"McLeod tells [his story] movingly and beautifully. It's a dark book, but a hopeful one too, as McLeod finds ways of understanding and coming to terms with his complicated life."
"A window into the world of the Cree . . . This is not your ordinary coming-of-age story; it's a multilayered account of a boy growing into manhood questioning his own gender identity while also confronting racism and bullying."
"Mamaskatch reminded me of my childhood and the Indigenous people I love dearly. The hard and brilliant life breathing on the pages brought me to tears, to joy, and to grace. Darrel J. McLeod tells a coming-of-age tale familiar to many Indigenous people, but our histories, and our families' truths, are mostly unwritten. The work he's doing is powerful and overdue."
“A heart-wrenching mîwâsin memoir full of vignettes that are so intricately woven that they guide you through with grace, sâkihiwêwin, humour, and maskihkîy. This is a narrative built through continuums that detail the lives of the McLeod family through their queer travails, trans realities, bannock and stew conversations, and a plethora of intergenerational traumas and triumphs. I can feel the warm embrace of the Three Sisters wrapping around me as I read this, that heart-drum beat resounding beneath its literary cadences, the frigidity of the Athabasca kissing my heels, and a narrator who teaches me from his very first passage in this memoir that a good story is a medicine song that re-members and re-animates, in true nehiyawewin fashion, those who have paved the way for us and those for whom we pave.”
“Mamaskatch dares to immerse readers in provocative contemporary issues including gender fluidity, familial violence, and transcultural hybridity. A fast-moving, intimate memoir of dreams and nightmares—lyrical and gritty, raw and vulnerable, told without pity, but with phoenix-like strength.”
“A profound and tender love song, an elegy to a wounded family, and an unsparing, exquisitely moving chronicle of growing up ‘Nehiyaw’ (Cree). Like the birdsong his mother taught him to understand, McLeod’s voice is magical; it will lift and carry you through bone-breaking grief with grit, optimism and wry, life-saving humour. You will not leave this book unchanged.”
“A powerful, unflinching work of non-fiction, one that isn’t afraid to leave itself raw and unfinished, nodding to the stories that are yet to come. . . . The figures McLeod writes about in Mamaskatch shimmer in the best kind of way. . . . Nothing, however, appears as brightly or as darkly as Bertha. The parts of the book written from her perspective pulse with their own kind of intensity. . . . Mamaskatch embodies the recognition of the way stories can help to pull one through the darkest moments.” &
“Honestly stunning. McLeod’s clear writing lays bare his complicated ties to his family, his lovers and his country in a memoir that moved and haunted me.”
“A compelling read that shows the heartbreaking results of imposed oppression. McLeod has identity problems of many kinds and the result is a life full of chaos. The gradual climb out of that dark place is touching.”

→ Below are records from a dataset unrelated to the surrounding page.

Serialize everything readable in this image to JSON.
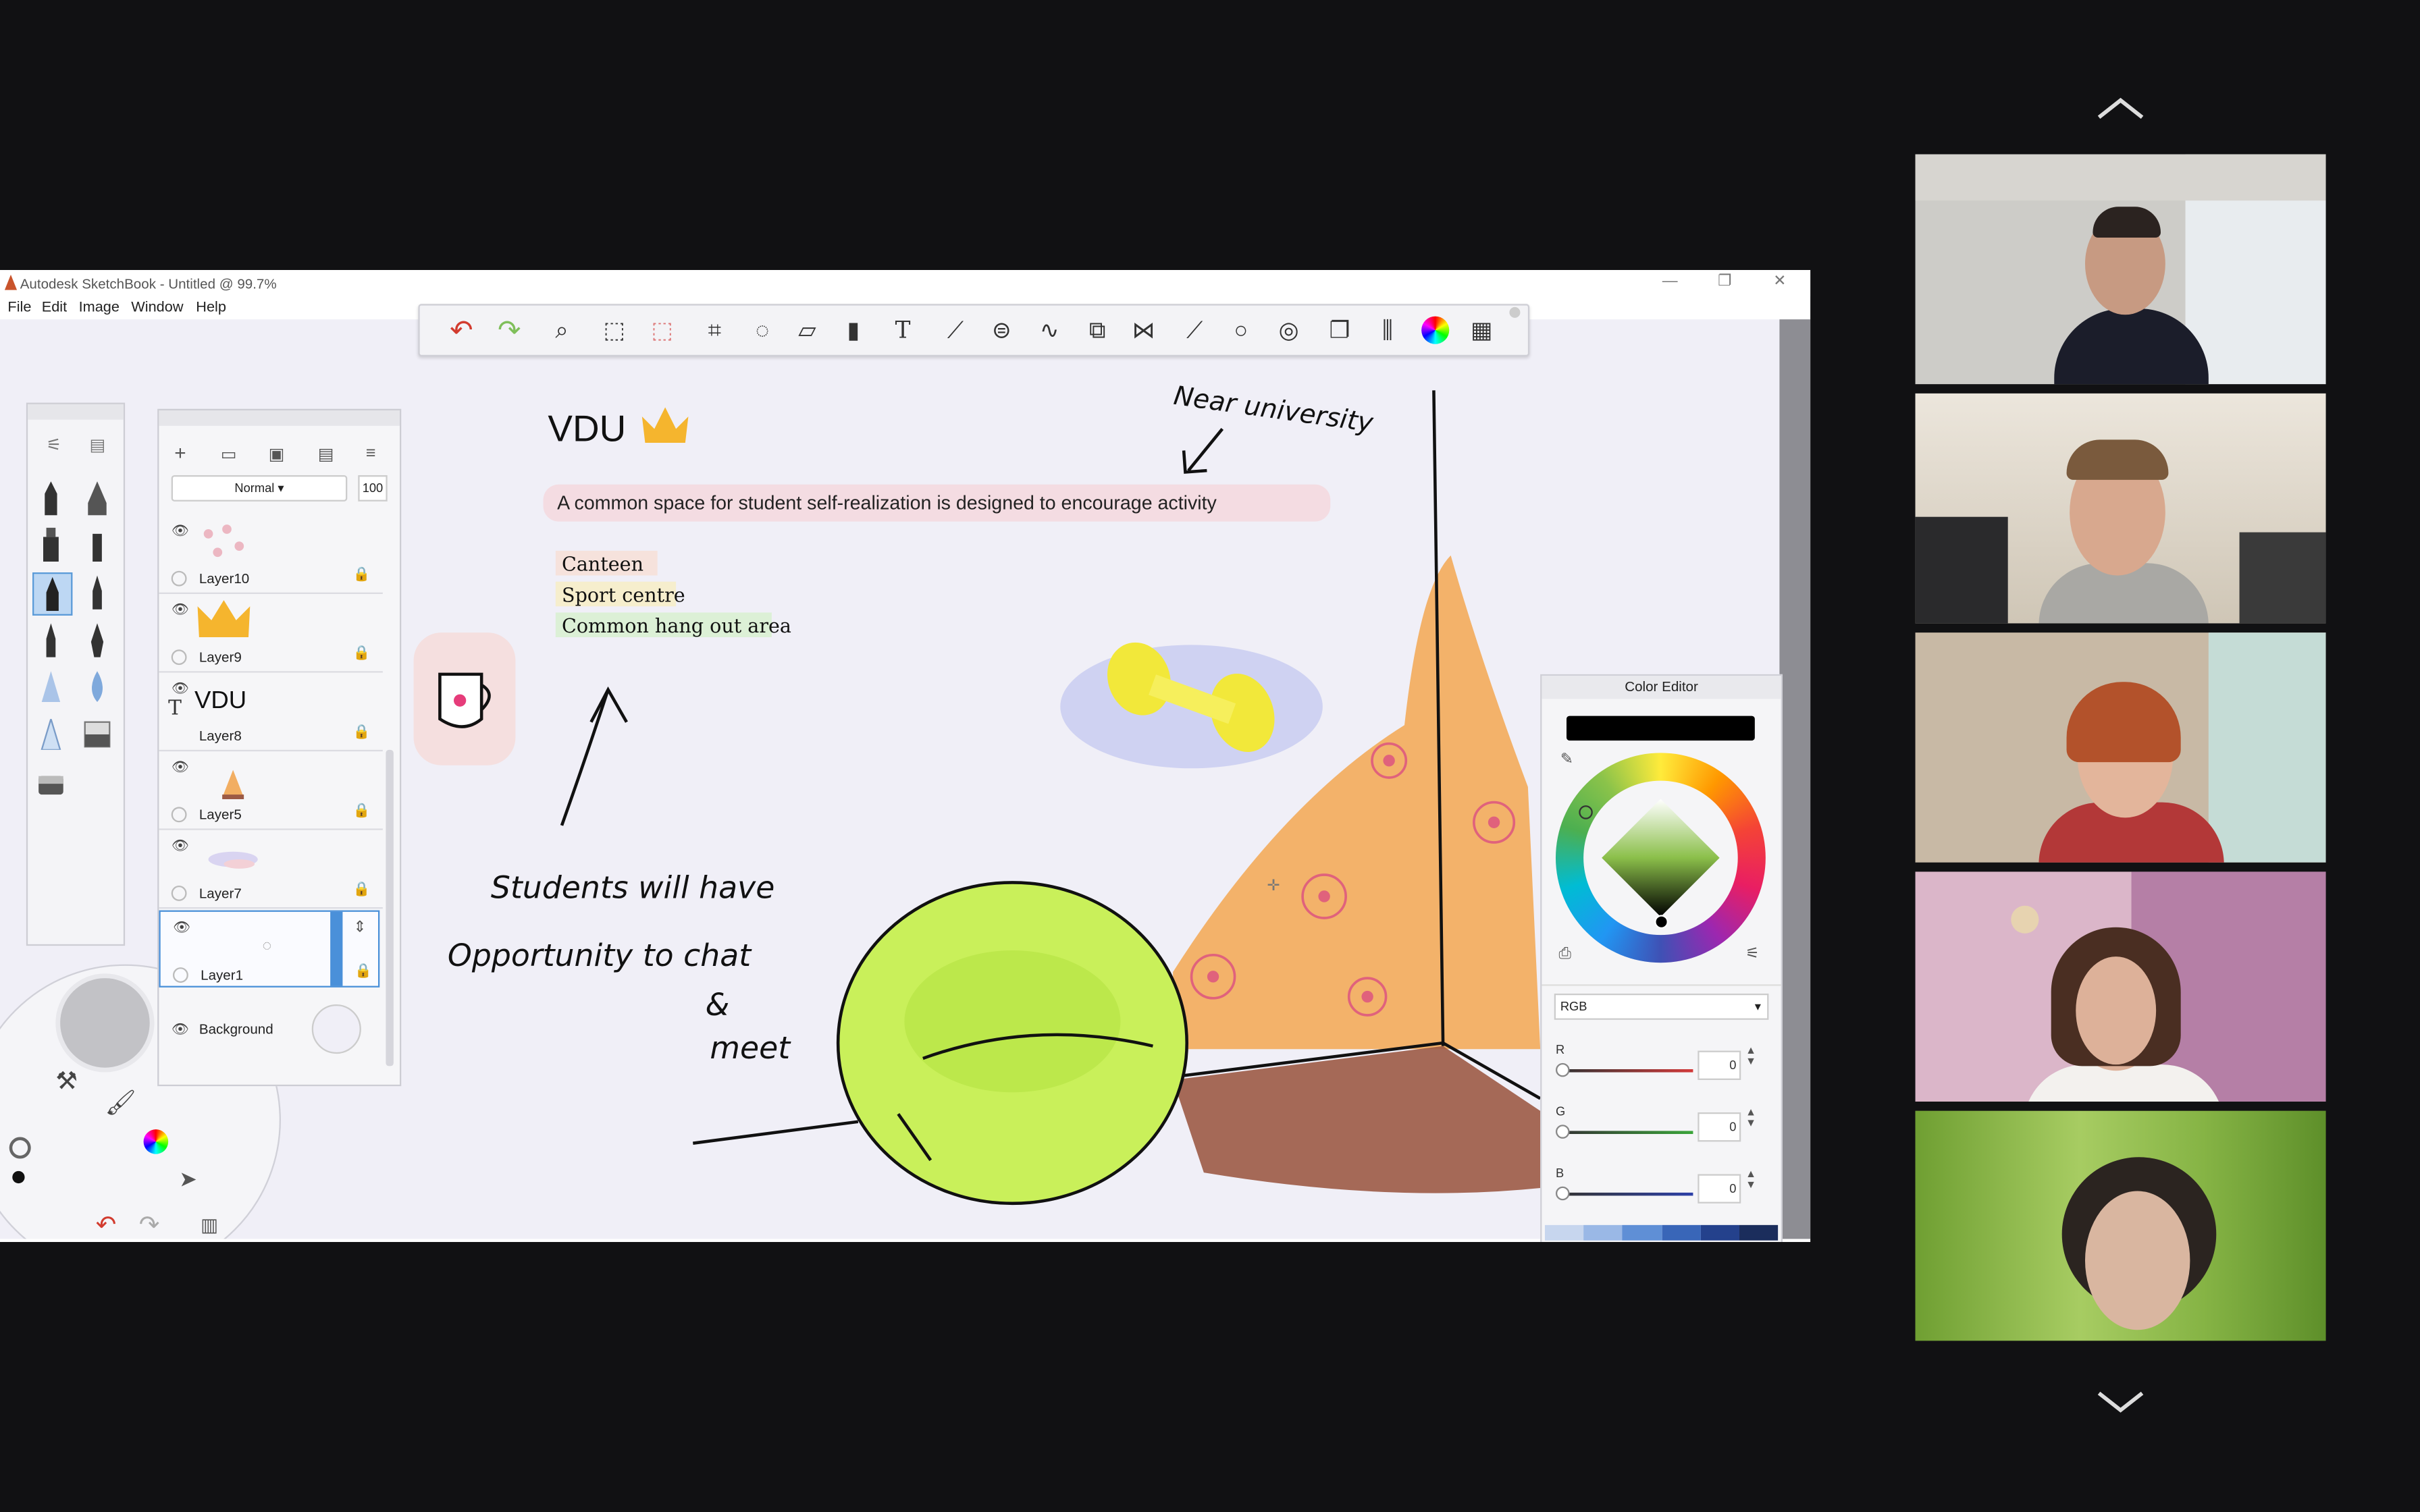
{
  "window": {
    "title": "Autodesk SketchBook - Untitled @ 99.7%",
    "controls": {
      "minimize": "—",
      "restore": "❐",
      "close": "✕"
    }
  },
  "menu": [
    "File",
    "Edit",
    "Image",
    "Window",
    "Help"
  ],
  "toolbar": {
    "icons": [
      "undo-icon",
      "redo-icon",
      "zoom-icon",
      "select-icon",
      "transform-select-icon",
      "crop-icon",
      "lasso-icon",
      "distort-icon",
      "fill-icon",
      "text-icon",
      "ruler-icon",
      "ellipse-guide-icon",
      "french-curve-icon",
      "perspective-icon",
      "symmetry-icon",
      "stroke-icon",
      "ellipse-icon",
      "shapes-icon",
      "copy-icon",
      "brush-library-icon",
      "color-wheel-icon",
      "palette-icon"
    ]
  },
  "layers_panel": {
    "blend_mode": "Normal",
    "opacity": "100",
    "layers": [
      {
        "name": "Layer10",
        "thumb": "flowers"
      },
      {
        "name": "Layer9",
        "thumb": "crown"
      },
      {
        "name": "Layer8",
        "thumb": "text",
        "thumb_text": "VDU"
      },
      {
        "name": "Layer5",
        "thumb": "cone"
      },
      {
        "name": "Layer7",
        "thumb": "smudge"
      },
      {
        "name": "Layer1",
        "thumb": "empty",
        "selected": true
      }
    ],
    "background_label": "Background"
  },
  "canvas": {
    "heading": "VDU",
    "tagline": "A common space for student self-realization is designed to encourage activity",
    "list": [
      "Canteen",
      "Sport centre",
      "Common hang out area"
    ],
    "note_near": "Near university",
    "note_students": [
      "Students will have",
      "Opportunity to chat",
      "&",
      "meet"
    ]
  },
  "color_editor": {
    "title": "Color Editor",
    "current_color": "#000000",
    "mode": "RGB",
    "channels": [
      {
        "label": "R",
        "value": "0",
        "color": "#d33a3a"
      },
      {
        "label": "G",
        "value": "0",
        "color": "#3aa53a"
      },
      {
        "label": "B",
        "value": "0",
        "color": "#2c3fa8"
      }
    ],
    "swatches": [
      "#c7d6ee",
      "#9ab8e6",
      "#5f8fd6",
      "#3966b8",
      "#24418c",
      "#1b2d5c"
    ]
  },
  "participants": [
    {
      "name": "participant-1",
      "bg": "#c9c6c0"
    },
    {
      "name": "participant-2",
      "bg": "#d8d2c6"
    },
    {
      "name": "participant-3",
      "bg": "#cfc3b3"
    },
    {
      "name": "participant-4",
      "bg": "#d8b2c6"
    },
    {
      "name": "participant-5",
      "bg": "#7daa3f"
    }
  ],
  "navigation": {
    "up": "scroll-up",
    "down": "scroll-down"
  }
}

“Reading the text was like diving into the eternity of dreams and being paralyzed by a nightmare. However, there is sunrise. Told candidly and with heartbreaking honesty, McLeod’s memoir shows how survival beckoned and he held on to the spirit of his ancestors—the love that no one can ever sever. He lives for all of us.”